The en banc U.S. Court of Appeals for the Ninth Circuit narrowly examined “whether the Second Amendment protects, in any degree, the ability to carry concealed firearms in public.” It did not reach the question whether the right to bear arms existed outside of the home.
In a 7-4 opinion on June 9, 2016, the en banc court said the historical evidence shows that the Second Amendment does not protect concealed carry.
The Peruta petition argued that the San Diego sheriff’s interpretation of “good cause” is so restrictive that the typical law-abiding resident on the county cannot get a concealed-carry license. “And because California law prohibits openly carrying a handgun outside the home, the result is that the typical law-abiding resident cannot bear a handgun for self-defense outside the home at all.”

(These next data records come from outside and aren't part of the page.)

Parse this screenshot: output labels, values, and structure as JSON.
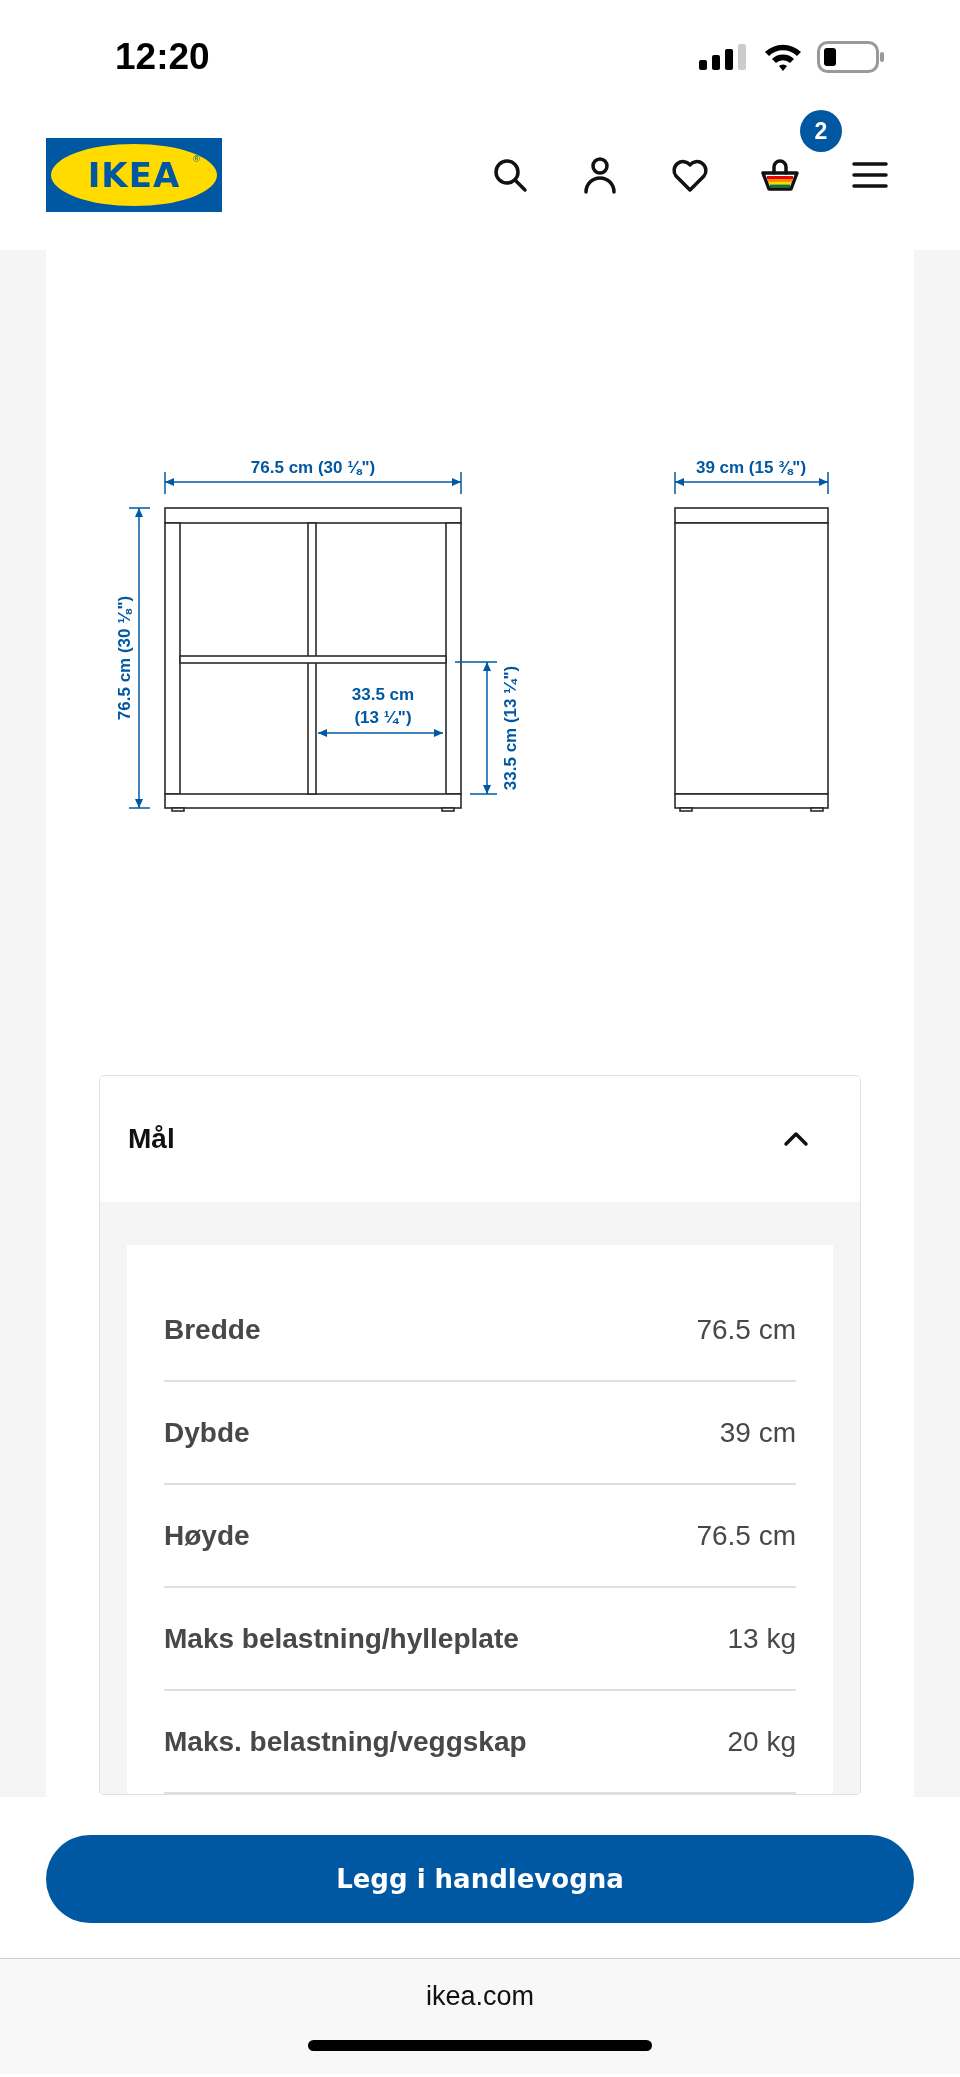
{
  "status_bar": {
    "time": "12:20"
  },
  "header": {
    "logo": {
      "text": "IKEA",
      "mark": "®"
    },
    "cart_count": "2"
  },
  "diagram": {
    "width_label": "76.5 cm (30 ⅛\")",
    "height_label": "76.5 cm (30 ⅛\")",
    "inner_width_label": [
      "33.5 cm",
      "(13 ¼\")"
    ],
    "inner_height_label": "33.5 cm (13 ¼\")",
    "depth_label": "39 cm (15 ⅜\")"
  },
  "dimensions": {
    "title": "Mål",
    "expanded": true,
    "rows": [
      {
        "label": "Bredde",
        "value": "76.5 cm"
      },
      {
        "label": "Dybde",
        "value": "39 cm"
      },
      {
        "label": "Høyde",
        "value": "76.5 cm"
      },
      {
        "label": "Maks belastning/hylleplate",
        "value": "13 kg"
      },
      {
        "label": "Maks. belastning/veggskap",
        "value": "20 kg"
      }
    ]
  },
  "add_button": "Legg i handlevogna",
  "browser": {
    "url": "ikea.com"
  }
}
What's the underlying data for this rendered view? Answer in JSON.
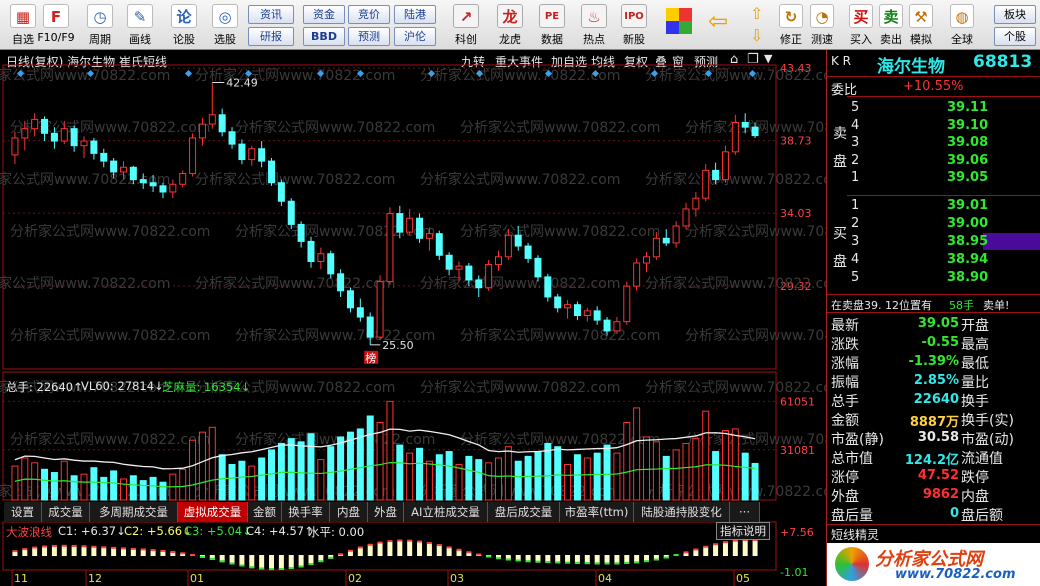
{
  "toolbar": {
    "items": [
      {
        "label": "自选",
        "icon": "grid-icon",
        "color": "#c8201a"
      },
      {
        "label": "F10/F9",
        "icon": "f10-icon",
        "color": "#d02020"
      },
      {
        "label": "周期",
        "icon": "clock-icon",
        "color": "#2a5fb8"
      },
      {
        "label": "画线",
        "icon": "pen-icon",
        "color": "#2a5fb8"
      },
      {
        "label": "论股",
        "icon": "chat-icon",
        "color": "#2a5fb8"
      },
      {
        "label": "选股",
        "icon": "target-icon",
        "color": "#2a5fb8"
      }
    ],
    "mid_buttons": [
      [
        "资讯",
        "资金",
        "竞价",
        "陆港"
      ],
      [
        "研报",
        "BBD",
        "预测",
        "沪伦"
      ]
    ],
    "items2": [
      {
        "label": "科创",
        "icon": "chart-up-icon"
      },
      {
        "label": "龙虎",
        "icon": "dragon-icon"
      },
      {
        "label": "数据",
        "icon": "pe-icon"
      },
      {
        "label": "热点",
        "icon": "hot-icon"
      },
      {
        "label": "新股",
        "icon": "ipo-icon"
      }
    ],
    "items3": [
      {
        "label": "修正",
        "icon": "fix-icon"
      },
      {
        "label": "测速",
        "icon": "speed-icon"
      },
      {
        "label": "买入",
        "icon": "buy-icon",
        "text": "买"
      },
      {
        "label": "卖出",
        "icon": "sell-icon",
        "text": "卖"
      },
      {
        "label": "模拟",
        "icon": "hammer-icon"
      },
      {
        "label": "全球",
        "icon": "globe-icon"
      }
    ],
    "right_buttons": [
      "板块",
      "个股"
    ]
  },
  "header": {
    "title": "日线(复权) 海尔生物 崔氏短线",
    "buttons": [
      "九转",
      "重大事件",
      "加自选",
      "均线",
      "复权",
      "叠",
      "窗",
      "预测"
    ]
  },
  "price_axis": [
    "43.43",
    "38.73",
    "34.03",
    "29.32"
  ],
  "annotations": {
    "high": "42.49",
    "low": "25.50",
    "tag": "榜"
  },
  "volume_header": {
    "a": "总手: 22640↑",
    "b": "VL60: 27814↓",
    "c": "芝麻量: 16354↓"
  },
  "volume_axis": [
    "61051",
    "31081"
  ],
  "tabs": [
    "设置",
    "成交量",
    "多周期成交量",
    "虚拟成交量",
    "金额",
    "换手率",
    "内盘",
    "外盘",
    "AI立桩成交量",
    "盘后成交量",
    "市盈率(ttm)",
    "陆股通持股变化",
    "···"
  ],
  "active_tab": "虚拟成交量",
  "indicator": {
    "name": "大波浪线",
    "c1": "C1: +6.37↓",
    "c2": "C2: +5.66↓",
    "c3": "C3: +5.04↓",
    "c4": "C4: +4.57↑",
    "water": "水平: 0.00",
    "help": "指标说明",
    "top": "+7.56",
    "bot": "-1.01"
  },
  "months": [
    "11",
    "12",
    "01",
    "02",
    "03",
    "04",
    "05"
  ],
  "watermark": "分析家公式网www.70822.com",
  "quote": {
    "kr": "K R",
    "name": "海尔生物",
    "code": "68813",
    "weibi_label": "委比",
    "weibi": "+10.55%",
    "sell_label": "卖盘",
    "buy_label": "买盘",
    "asks": [
      [
        "5",
        "39.11"
      ],
      [
        "4",
        "39.10"
      ],
      [
        "3",
        "39.08"
      ],
      [
        "2",
        "39.06"
      ],
      [
        "1",
        "39.05"
      ]
    ],
    "bids": [
      [
        "1",
        "39.01"
      ],
      [
        "2",
        "39.00"
      ],
      [
        "3",
        "38.95"
      ],
      [
        "4",
        "38.94"
      ],
      [
        "5",
        "38.90"
      ]
    ],
    "notice": "在卖盘39. 12位置有",
    "notice_qty": "58手",
    "notice_tail": "卖单!",
    "stats": [
      [
        "最新",
        "39.05",
        "开盘",
        ""
      ],
      [
        "涨跌",
        "-0.55",
        "最高",
        ""
      ],
      [
        "涨幅",
        "-1.39%",
        "最低",
        ""
      ],
      [
        "振幅",
        "2.85%",
        "量比",
        ""
      ],
      [
        "总手",
        "22640",
        "换手",
        ""
      ],
      [
        "金额",
        "8887万",
        "换手(实)",
        ""
      ],
      [
        "市盈(静)",
        "30.58",
        "市盈(动)",
        ""
      ],
      [
        "总市值",
        "124.2亿",
        "流通值",
        ""
      ],
      [
        "涨停",
        "47.52",
        "跌停",
        ""
      ],
      [
        "外盘",
        "9862",
        "内盘",
        ""
      ],
      [
        "盘后量",
        "0",
        "盘后额",
        ""
      ]
    ],
    "footer": "短线精灵",
    "logo_text": "分析家公式网",
    "logo_url": "www.70822.com"
  },
  "chart_data": {
    "type": "candlestick",
    "ylim": [
      24.0,
      43.43
    ],
    "ohlc": [
      [
        37.8,
        39.3,
        37.2,
        38.9
      ],
      [
        38.9,
        40.0,
        38.1,
        39.5
      ],
      [
        39.5,
        40.5,
        39.0,
        40.1
      ],
      [
        40.1,
        40.3,
        38.7,
        39.2
      ],
      [
        39.2,
        39.6,
        38.2,
        38.7
      ],
      [
        38.7,
        40.0,
        38.5,
        39.5
      ],
      [
        39.5,
        39.7,
        38.0,
        38.4
      ],
      [
        38.4,
        39.0,
        37.6,
        38.7
      ],
      [
        38.7,
        38.9,
        37.5,
        37.9
      ],
      [
        37.9,
        38.2,
        37.0,
        37.4
      ],
      [
        37.4,
        37.6,
        36.3,
        36.7
      ],
      [
        36.7,
        37.4,
        36.2,
        37.0
      ],
      [
        37.0,
        37.1,
        35.9,
        36.2
      ],
      [
        36.2,
        36.6,
        35.6,
        36.0
      ],
      [
        36.0,
        36.5,
        35.4,
        35.8
      ],
      [
        35.8,
        36.0,
        35.0,
        35.4
      ],
      [
        35.4,
        36.2,
        35.0,
        35.9
      ],
      [
        35.9,
        36.8,
        35.7,
        36.6
      ],
      [
        36.6,
        39.2,
        36.4,
        38.9
      ],
      [
        38.9,
        40.2,
        38.4,
        39.8
      ],
      [
        39.8,
        42.49,
        39.5,
        40.4
      ],
      [
        40.4,
        40.8,
        39.0,
        39.3
      ],
      [
        39.3,
        39.6,
        38.2,
        38.5
      ],
      [
        38.5,
        38.8,
        37.2,
        37.5
      ],
      [
        37.5,
        38.4,
        37.1,
        38.2
      ],
      [
        38.2,
        38.7,
        37.0,
        37.4
      ],
      [
        37.4,
        37.6,
        35.8,
        36.0
      ],
      [
        36.0,
        36.2,
        34.5,
        34.8
      ],
      [
        34.8,
        35.0,
        33.0,
        33.3
      ],
      [
        33.3,
        33.5,
        31.8,
        32.2
      ],
      [
        32.2,
        32.5,
        30.5,
        30.9
      ],
      [
        30.9,
        31.8,
        30.4,
        31.4
      ],
      [
        31.4,
        31.6,
        29.8,
        30.1
      ],
      [
        30.1,
        30.4,
        28.6,
        29.0
      ],
      [
        29.0,
        29.2,
        27.6,
        27.9
      ],
      [
        27.9,
        28.5,
        27.0,
        27.3
      ],
      [
        27.3,
        27.6,
        25.5,
        26.0
      ],
      [
        26.0,
        30.0,
        25.8,
        29.6
      ],
      [
        29.6,
        34.4,
        29.4,
        34.0
      ],
      [
        34.0,
        34.5,
        32.4,
        32.8
      ],
      [
        32.8,
        34.3,
        32.6,
        33.7
      ],
      [
        33.7,
        34.0,
        32.1,
        32.4
      ],
      [
        32.4,
        33.1,
        31.6,
        32.7
      ],
      [
        32.7,
        32.9,
        31.0,
        31.3
      ],
      [
        31.3,
        31.5,
        30.0,
        30.4
      ],
      [
        30.4,
        30.9,
        29.6,
        30.6
      ],
      [
        30.6,
        30.8,
        29.3,
        29.7
      ],
      [
        29.7,
        30.0,
        28.6,
        29.2
      ],
      [
        29.2,
        31.0,
        29.0,
        30.7
      ],
      [
        30.7,
        31.6,
        30.3,
        31.2
      ],
      [
        31.2,
        33.0,
        31.0,
        32.6
      ],
      [
        32.6,
        33.2,
        31.6,
        31.9
      ],
      [
        31.9,
        32.1,
        30.8,
        31.1
      ],
      [
        31.1,
        31.3,
        29.6,
        29.9
      ],
      [
        29.9,
        30.1,
        28.3,
        28.6
      ],
      [
        28.6,
        28.8,
        27.6,
        27.9
      ],
      [
        27.9,
        28.4,
        27.2,
        28.1
      ],
      [
        28.1,
        28.3,
        27.1,
        27.4
      ],
      [
        27.4,
        27.9,
        27.0,
        27.7
      ],
      [
        27.7,
        28.0,
        26.8,
        27.1
      ],
      [
        27.1,
        27.3,
        26.1,
        26.4
      ],
      [
        26.4,
        27.3,
        26.2,
        27.0
      ],
      [
        27.0,
        29.6,
        26.8,
        29.3
      ],
      [
        29.3,
        31.1,
        29.0,
        30.8
      ],
      [
        30.8,
        31.5,
        30.2,
        31.2
      ],
      [
        31.2,
        32.8,
        31.0,
        32.4
      ],
      [
        32.4,
        33.0,
        31.9,
        32.1
      ],
      [
        32.1,
        33.5,
        31.8,
        33.2
      ],
      [
        33.2,
        34.7,
        33.0,
        34.3
      ],
      [
        34.3,
        35.4,
        33.8,
        35.0
      ],
      [
        35.0,
        37.2,
        34.8,
        36.8
      ],
      [
        36.8,
        37.3,
        35.9,
        36.2
      ],
      [
        36.2,
        38.4,
        36.0,
        38.0
      ],
      [
        38.0,
        40.4,
        37.8,
        39.9
      ],
      [
        39.9,
        40.5,
        39.2,
        39.6
      ],
      [
        39.6,
        39.9,
        38.9,
        39.05
      ]
    ],
    "volume": [
      21000,
      26000,
      23000,
      19000,
      17000,
      24000,
      15000,
      16000,
      20000,
      14000,
      18000,
      13000,
      15000,
      12000,
      14000,
      11000,
      16000,
      19000,
      37000,
      42000,
      45000,
      28000,
      22000,
      24000,
      21000,
      26000,
      31000,
      35000,
      38000,
      36000,
      41000,
      25000,
      33000,
      39000,
      42000,
      44000,
      52000,
      48000,
      61051,
      34000,
      29000,
      32000,
      24000,
      28000,
      30000,
      22000,
      27000,
      25000,
      23000,
      26000,
      33000,
      24000,
      27000,
      30000,
      35000,
      33000,
      22000,
      28000,
      26000,
      29000,
      34000,
      29000,
      48000,
      57000,
      39000,
      36000,
      27000,
      31000,
      35000,
      38000,
      55000,
      30000,
      43000,
      44000,
      29000,
      22640
    ]
  }
}
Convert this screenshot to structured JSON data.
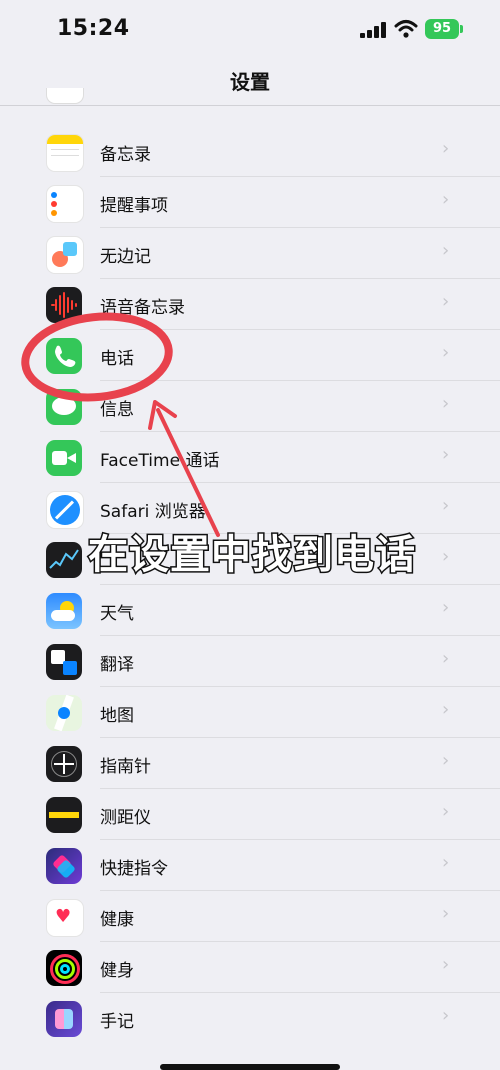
{
  "status": {
    "time": "15:24",
    "battery": "95"
  },
  "nav": {
    "title": "设置"
  },
  "rows": [
    {
      "label": "备忘录",
      "icon": "notes-icon"
    },
    {
      "label": "提醒事项",
      "icon": "reminders-icon"
    },
    {
      "label": "无边记",
      "icon": "freeform-icon"
    },
    {
      "label": "语音备忘录",
      "icon": "voice-memos-icon"
    },
    {
      "label": "电话",
      "icon": "phone-icon"
    },
    {
      "label": "信息",
      "icon": "messages-icon"
    },
    {
      "label": "FaceTime 通话",
      "icon": "facetime-icon"
    },
    {
      "label": "Safari 浏览器",
      "icon": "safari-icon"
    },
    {
      "label": "",
      "icon": "stocks-icon"
    },
    {
      "label": "天气",
      "icon": "weather-icon"
    },
    {
      "label": "翻译",
      "icon": "translate-icon"
    },
    {
      "label": "地图",
      "icon": "maps-icon"
    },
    {
      "label": "指南针",
      "icon": "compass-icon"
    },
    {
      "label": "测距仪",
      "icon": "measure-icon"
    },
    {
      "label": "快捷指令",
      "icon": "shortcuts-icon"
    },
    {
      "label": "健康",
      "icon": "health-icon"
    },
    {
      "label": "健身",
      "icon": "fitness-icon"
    },
    {
      "label": "手记",
      "icon": "journal-icon"
    }
  ],
  "overlay": {
    "caption": "在设置中找到电话"
  }
}
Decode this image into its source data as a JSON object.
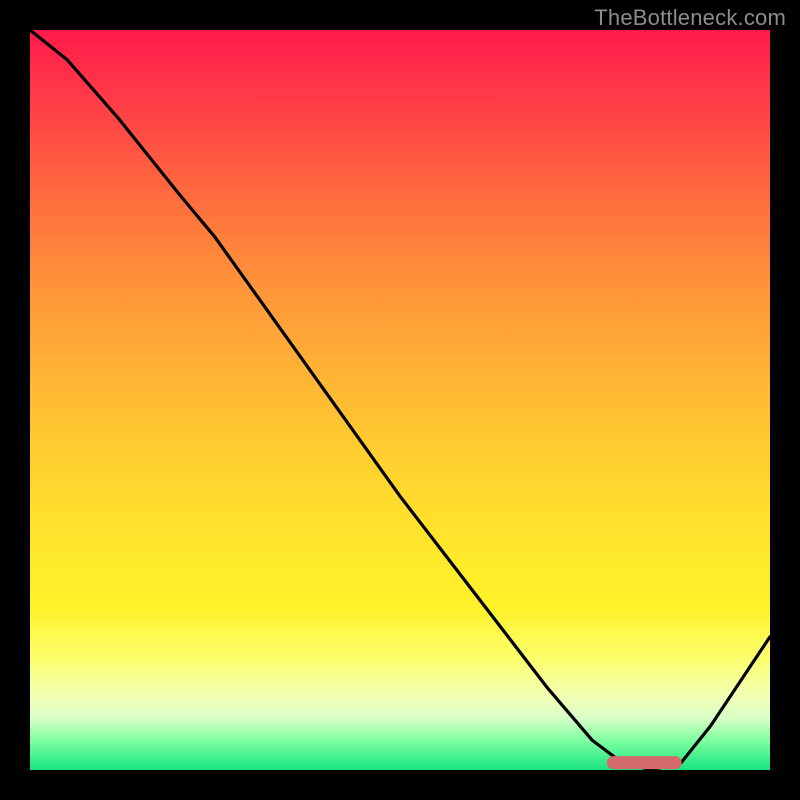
{
  "attribution": "TheBottleneck.com",
  "colors": {
    "frame": "#000000",
    "curve": "#000000",
    "marker": "#d46a6a",
    "gradient_top": "#ff1a4a",
    "gradient_mid": "#ffe72b",
    "gradient_bottom": "#18e480"
  },
  "chart_data": {
    "type": "line",
    "title": "",
    "xlabel": "",
    "ylabel": "",
    "xlim": [
      0,
      100
    ],
    "ylim": [
      0,
      100
    ],
    "grid": false,
    "legend": false,
    "x": [
      0,
      5,
      12,
      20,
      25,
      30,
      40,
      50,
      60,
      70,
      76,
      80,
      84,
      88,
      92,
      100
    ],
    "values": [
      100,
      96,
      88,
      78,
      72,
      65,
      51,
      37,
      24,
      11,
      4,
      1,
      0,
      1,
      6,
      18
    ],
    "marker_range_x": [
      78,
      88
    ],
    "marker_y": 1
  }
}
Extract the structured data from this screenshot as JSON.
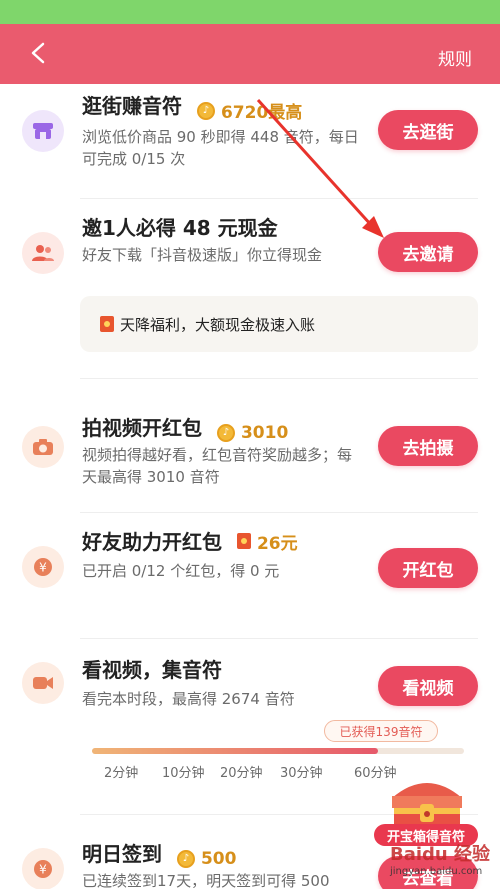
{
  "header": {
    "rule_label": "规则"
  },
  "tasks": [
    {
      "title": "逛街赚音符",
      "reward": "6720最高",
      "desc": "浏览低价商品 90 秒即得 448 音符，每日可完成 0/15 次",
      "button": "去逛街"
    },
    {
      "title": "邀1人必得 48 元现金",
      "desc": "好友下载「抖音极速版」你立得现金",
      "button": "去邀请",
      "promo": "天降福利，大额现金极速入账"
    },
    {
      "title": "拍视频开红包",
      "reward": "3010",
      "desc": "视频拍得越好看，红包音符奖励越多；每天最高得 3010 音符",
      "button": "去拍摄"
    },
    {
      "title": "好友助力开红包",
      "reward": "26元",
      "desc": "已开启 0/12 个红包，得 0 元",
      "button": "开红包"
    },
    {
      "title": "看视频，集音符",
      "desc": "看完本时段，最高得 2674 音符",
      "button": "看视频",
      "earned_badge": "已获得139音符",
      "progress_fraction": 0.77,
      "ticks": [
        "2分钟",
        "10分钟",
        "20分钟",
        "30分钟",
        "60分钟"
      ]
    },
    {
      "title": "明日签到",
      "reward": "500",
      "desc": "已连续签到17天，明天签到可得 500",
      "button": "去查看"
    }
  ],
  "chest": {
    "label": "开宝箱得音符"
  },
  "watermark": {
    "text": "Baidu 经验",
    "sub": "jingyan.baidu.com"
  },
  "colors": {
    "header": "#ea5b6e",
    "button": "#ea4961",
    "reward": "#d68f1a",
    "status_bar": "#7fd66b"
  },
  "icons": {
    "back": "chevron-left-icon",
    "shop": "store-icon",
    "invite": "users-icon",
    "camera": "camera-icon",
    "yen": "yen-icon",
    "video": "video-camera-icon",
    "coin": "music-note-coin-icon",
    "chest": "treasure-chest-icon"
  }
}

Clement argued there are “few unresolved constitutional questions of greater legal and practical significance than whether the Second Amendment entitles ordinary law-abiding citizens to bear handguns outside the home for self-defense.” Lower courts, he said, have split three ways, with some recognizing the right outside the home, some rejecting it, and some adopting a hybrid approach.
California had countered that the Ninth Circuit decision was limited to whether the Second Amendment protects a specific right to carry concealed weapons in public and was correct “in light of the long history of restrictions on concealed carry.” It also accuses Peruta of presenting different and broader questions of whether the Second Amendment applies outside the home.
The appellate court decision, the state said, “does not create or deepen any conflict among the lower courts, or impair the flexibility of states in deciding how to accommodate any public-carry right.”